■ **EXERCISE DIRECTIONS**: Hunt through the entries for the word "Classificação" and copy each line in which it appears.
BEGIN TASK INPUT
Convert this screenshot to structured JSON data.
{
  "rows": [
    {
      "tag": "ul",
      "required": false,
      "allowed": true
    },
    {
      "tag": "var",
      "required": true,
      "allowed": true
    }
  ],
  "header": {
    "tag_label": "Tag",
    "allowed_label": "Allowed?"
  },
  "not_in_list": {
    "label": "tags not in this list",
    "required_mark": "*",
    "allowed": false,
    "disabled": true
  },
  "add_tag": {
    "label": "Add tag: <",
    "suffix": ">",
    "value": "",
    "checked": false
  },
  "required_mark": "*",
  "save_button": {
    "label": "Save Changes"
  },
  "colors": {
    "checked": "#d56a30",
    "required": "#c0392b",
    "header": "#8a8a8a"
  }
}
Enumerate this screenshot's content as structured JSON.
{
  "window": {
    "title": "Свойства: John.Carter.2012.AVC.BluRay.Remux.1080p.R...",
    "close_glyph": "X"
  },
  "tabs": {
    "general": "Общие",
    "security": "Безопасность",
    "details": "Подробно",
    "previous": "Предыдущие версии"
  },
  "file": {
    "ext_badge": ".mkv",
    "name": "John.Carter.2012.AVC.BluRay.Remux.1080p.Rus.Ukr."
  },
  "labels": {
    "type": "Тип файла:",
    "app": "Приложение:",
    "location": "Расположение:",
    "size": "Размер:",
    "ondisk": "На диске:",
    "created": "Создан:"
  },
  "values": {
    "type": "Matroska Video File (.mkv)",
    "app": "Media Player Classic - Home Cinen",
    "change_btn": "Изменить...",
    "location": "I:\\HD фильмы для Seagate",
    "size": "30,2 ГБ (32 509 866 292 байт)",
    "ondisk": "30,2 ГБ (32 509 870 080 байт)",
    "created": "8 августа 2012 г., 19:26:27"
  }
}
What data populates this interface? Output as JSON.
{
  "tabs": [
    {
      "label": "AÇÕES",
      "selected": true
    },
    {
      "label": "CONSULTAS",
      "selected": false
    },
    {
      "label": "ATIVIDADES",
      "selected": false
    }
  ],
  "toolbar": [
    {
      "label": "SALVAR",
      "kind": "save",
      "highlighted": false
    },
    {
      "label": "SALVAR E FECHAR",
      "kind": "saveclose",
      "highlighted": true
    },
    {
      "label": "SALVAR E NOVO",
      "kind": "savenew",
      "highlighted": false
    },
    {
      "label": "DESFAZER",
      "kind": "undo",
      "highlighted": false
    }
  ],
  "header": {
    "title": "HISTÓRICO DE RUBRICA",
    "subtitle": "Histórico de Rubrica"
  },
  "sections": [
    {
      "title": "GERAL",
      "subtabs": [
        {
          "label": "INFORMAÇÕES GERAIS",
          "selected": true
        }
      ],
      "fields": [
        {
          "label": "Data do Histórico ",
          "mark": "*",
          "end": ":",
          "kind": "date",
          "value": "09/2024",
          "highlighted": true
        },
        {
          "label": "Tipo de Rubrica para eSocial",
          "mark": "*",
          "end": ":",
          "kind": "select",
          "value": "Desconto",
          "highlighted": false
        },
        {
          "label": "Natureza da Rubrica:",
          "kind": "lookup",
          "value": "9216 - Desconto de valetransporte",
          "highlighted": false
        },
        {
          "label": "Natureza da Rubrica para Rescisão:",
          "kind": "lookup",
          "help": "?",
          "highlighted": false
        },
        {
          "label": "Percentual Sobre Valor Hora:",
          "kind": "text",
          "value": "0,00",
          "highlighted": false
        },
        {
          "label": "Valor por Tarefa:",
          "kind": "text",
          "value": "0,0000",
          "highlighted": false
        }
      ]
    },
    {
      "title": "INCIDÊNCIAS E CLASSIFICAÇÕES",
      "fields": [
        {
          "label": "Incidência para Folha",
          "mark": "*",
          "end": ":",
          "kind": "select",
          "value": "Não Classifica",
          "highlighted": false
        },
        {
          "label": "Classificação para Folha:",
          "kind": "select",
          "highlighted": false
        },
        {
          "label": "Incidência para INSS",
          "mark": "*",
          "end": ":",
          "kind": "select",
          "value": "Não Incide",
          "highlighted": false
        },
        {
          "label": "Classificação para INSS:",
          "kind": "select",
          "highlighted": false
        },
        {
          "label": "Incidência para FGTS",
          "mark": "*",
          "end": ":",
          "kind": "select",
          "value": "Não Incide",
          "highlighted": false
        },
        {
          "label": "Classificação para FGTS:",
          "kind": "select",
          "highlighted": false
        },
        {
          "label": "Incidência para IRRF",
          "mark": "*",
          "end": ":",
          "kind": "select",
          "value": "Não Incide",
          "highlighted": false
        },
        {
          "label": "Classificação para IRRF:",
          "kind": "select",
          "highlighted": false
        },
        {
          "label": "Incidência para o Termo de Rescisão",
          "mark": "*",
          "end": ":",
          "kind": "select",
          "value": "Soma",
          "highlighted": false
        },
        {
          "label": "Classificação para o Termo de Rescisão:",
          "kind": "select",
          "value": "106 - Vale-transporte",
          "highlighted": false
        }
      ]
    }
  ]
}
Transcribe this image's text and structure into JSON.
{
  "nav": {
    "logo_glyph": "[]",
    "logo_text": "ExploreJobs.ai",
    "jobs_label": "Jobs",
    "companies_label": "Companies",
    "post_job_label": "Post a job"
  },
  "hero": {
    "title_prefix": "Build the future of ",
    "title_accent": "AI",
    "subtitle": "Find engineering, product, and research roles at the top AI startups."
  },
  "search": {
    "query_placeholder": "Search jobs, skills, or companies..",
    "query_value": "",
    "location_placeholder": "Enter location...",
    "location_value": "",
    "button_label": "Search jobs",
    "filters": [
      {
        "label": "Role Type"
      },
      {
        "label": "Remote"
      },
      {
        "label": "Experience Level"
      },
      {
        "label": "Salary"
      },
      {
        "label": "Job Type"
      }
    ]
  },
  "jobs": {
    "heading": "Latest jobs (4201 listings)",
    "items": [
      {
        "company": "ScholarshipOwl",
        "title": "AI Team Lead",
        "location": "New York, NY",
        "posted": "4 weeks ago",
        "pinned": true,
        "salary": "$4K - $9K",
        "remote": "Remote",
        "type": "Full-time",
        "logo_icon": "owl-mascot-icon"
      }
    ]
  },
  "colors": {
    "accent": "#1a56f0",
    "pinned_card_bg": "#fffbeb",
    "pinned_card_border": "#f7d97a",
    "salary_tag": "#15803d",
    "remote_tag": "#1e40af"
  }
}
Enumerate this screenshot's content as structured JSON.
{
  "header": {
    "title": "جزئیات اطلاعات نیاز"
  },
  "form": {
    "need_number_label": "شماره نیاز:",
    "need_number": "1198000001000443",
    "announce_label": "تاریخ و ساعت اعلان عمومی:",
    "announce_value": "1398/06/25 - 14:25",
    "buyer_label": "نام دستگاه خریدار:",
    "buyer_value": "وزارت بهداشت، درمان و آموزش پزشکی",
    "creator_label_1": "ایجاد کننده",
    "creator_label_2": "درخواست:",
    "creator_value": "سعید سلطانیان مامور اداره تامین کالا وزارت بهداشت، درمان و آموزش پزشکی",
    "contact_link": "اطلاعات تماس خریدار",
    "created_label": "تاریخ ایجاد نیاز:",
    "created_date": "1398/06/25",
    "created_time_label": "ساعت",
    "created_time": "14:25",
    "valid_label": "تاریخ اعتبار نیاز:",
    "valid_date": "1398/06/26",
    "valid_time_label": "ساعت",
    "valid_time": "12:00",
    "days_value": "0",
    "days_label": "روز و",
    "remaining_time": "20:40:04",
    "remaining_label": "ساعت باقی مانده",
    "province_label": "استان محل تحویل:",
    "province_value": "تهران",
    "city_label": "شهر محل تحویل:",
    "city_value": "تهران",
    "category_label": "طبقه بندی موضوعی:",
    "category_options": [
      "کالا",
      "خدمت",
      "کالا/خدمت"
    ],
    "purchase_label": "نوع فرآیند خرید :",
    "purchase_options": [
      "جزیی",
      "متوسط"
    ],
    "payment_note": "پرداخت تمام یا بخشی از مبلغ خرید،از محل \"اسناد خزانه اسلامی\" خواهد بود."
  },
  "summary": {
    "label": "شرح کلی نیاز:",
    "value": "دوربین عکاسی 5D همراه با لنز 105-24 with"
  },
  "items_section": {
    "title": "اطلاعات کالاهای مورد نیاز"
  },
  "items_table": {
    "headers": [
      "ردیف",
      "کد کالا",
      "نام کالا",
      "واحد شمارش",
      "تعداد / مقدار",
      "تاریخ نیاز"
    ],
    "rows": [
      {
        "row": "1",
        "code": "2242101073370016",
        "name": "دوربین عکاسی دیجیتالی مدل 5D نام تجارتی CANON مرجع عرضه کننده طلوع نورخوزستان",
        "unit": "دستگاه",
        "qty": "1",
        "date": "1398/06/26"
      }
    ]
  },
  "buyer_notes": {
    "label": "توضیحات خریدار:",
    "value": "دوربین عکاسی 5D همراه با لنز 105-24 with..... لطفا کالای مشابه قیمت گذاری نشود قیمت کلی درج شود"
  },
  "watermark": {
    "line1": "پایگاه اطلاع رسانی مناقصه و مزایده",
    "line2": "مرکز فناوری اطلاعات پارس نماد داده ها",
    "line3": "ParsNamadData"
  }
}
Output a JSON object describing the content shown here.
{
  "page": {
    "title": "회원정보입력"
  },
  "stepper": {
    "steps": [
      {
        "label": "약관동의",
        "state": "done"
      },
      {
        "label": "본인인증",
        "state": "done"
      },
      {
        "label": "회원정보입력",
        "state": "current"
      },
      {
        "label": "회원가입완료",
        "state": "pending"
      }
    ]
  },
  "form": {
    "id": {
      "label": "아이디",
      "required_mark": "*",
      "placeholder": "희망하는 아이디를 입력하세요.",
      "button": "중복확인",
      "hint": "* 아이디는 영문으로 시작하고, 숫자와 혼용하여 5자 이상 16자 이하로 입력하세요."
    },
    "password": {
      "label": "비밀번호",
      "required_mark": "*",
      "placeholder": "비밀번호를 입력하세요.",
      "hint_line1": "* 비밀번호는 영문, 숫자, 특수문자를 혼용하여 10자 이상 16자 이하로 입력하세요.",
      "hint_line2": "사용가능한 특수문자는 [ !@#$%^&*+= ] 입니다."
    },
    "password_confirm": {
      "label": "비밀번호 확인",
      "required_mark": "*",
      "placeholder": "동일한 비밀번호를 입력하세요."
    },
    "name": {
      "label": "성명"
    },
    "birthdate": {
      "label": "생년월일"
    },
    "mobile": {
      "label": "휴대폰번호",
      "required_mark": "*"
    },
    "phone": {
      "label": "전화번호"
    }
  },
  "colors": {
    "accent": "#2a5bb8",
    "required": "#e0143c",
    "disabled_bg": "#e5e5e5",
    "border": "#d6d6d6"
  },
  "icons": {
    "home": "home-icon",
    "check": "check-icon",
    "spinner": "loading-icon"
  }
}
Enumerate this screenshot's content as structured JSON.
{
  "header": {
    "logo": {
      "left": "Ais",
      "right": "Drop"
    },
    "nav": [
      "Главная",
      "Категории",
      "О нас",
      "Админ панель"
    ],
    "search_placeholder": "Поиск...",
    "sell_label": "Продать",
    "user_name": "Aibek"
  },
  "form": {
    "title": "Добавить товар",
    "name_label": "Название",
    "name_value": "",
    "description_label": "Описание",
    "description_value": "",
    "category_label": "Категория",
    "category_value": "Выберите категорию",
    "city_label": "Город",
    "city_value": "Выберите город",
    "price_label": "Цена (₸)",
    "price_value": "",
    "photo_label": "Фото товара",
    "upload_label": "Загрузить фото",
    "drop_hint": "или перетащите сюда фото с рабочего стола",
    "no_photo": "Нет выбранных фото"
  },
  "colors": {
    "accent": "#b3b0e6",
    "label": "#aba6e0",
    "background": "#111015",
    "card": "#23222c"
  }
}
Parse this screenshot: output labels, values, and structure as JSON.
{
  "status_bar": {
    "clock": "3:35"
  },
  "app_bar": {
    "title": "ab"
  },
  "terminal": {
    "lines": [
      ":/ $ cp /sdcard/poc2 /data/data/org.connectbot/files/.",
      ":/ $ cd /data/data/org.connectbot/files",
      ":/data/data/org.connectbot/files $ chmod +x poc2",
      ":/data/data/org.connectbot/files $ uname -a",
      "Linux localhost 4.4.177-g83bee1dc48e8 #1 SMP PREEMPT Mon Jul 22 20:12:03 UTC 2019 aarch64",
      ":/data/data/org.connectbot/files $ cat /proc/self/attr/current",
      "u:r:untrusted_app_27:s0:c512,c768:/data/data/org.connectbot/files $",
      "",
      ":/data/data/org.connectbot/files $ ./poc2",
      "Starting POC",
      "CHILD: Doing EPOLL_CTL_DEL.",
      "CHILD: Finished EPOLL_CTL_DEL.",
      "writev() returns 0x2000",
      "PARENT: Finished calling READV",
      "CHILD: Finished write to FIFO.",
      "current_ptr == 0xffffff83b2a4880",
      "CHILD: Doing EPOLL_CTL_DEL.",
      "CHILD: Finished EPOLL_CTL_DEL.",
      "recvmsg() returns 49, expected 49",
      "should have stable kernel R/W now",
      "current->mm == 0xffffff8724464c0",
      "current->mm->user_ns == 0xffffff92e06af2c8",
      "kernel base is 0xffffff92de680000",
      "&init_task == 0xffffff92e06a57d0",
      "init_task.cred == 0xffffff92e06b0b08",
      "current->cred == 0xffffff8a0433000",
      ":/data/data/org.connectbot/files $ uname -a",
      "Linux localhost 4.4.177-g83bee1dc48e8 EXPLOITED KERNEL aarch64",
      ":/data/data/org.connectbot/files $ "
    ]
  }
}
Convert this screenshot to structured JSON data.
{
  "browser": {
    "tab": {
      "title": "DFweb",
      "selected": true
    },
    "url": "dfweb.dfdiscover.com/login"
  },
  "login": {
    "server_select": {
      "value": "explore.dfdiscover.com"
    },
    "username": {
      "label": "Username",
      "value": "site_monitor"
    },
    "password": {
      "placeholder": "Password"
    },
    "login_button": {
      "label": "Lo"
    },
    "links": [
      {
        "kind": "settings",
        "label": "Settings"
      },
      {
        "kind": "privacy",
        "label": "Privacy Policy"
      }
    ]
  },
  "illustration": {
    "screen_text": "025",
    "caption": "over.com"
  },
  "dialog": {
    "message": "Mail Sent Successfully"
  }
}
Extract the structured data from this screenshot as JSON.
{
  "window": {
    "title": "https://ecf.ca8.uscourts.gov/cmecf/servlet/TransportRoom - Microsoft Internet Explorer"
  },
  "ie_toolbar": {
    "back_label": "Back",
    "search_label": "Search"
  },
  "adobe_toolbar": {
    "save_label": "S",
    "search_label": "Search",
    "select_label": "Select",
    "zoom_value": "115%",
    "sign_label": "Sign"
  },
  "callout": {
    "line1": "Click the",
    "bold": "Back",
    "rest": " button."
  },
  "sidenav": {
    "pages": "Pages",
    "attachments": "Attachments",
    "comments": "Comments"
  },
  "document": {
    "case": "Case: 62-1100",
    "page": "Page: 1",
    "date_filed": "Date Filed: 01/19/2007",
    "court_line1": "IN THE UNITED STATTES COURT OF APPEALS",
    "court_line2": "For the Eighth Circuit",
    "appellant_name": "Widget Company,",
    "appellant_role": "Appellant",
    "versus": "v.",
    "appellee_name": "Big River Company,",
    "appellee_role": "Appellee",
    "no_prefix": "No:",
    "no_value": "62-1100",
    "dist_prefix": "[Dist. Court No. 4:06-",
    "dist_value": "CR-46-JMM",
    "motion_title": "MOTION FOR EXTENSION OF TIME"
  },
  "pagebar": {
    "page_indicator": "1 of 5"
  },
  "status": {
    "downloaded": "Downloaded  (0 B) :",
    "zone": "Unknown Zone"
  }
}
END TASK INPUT
■ **ANSWER TO THE PROBLEM**:
          "label": "Classificação para Folha:",
          "label": "Classificação para INSS:",
          "label": "Classificação para FGTS:",
          "label": "Classificação para IRRF:",
          "label": "Classificação para o Termo de Rescisão:",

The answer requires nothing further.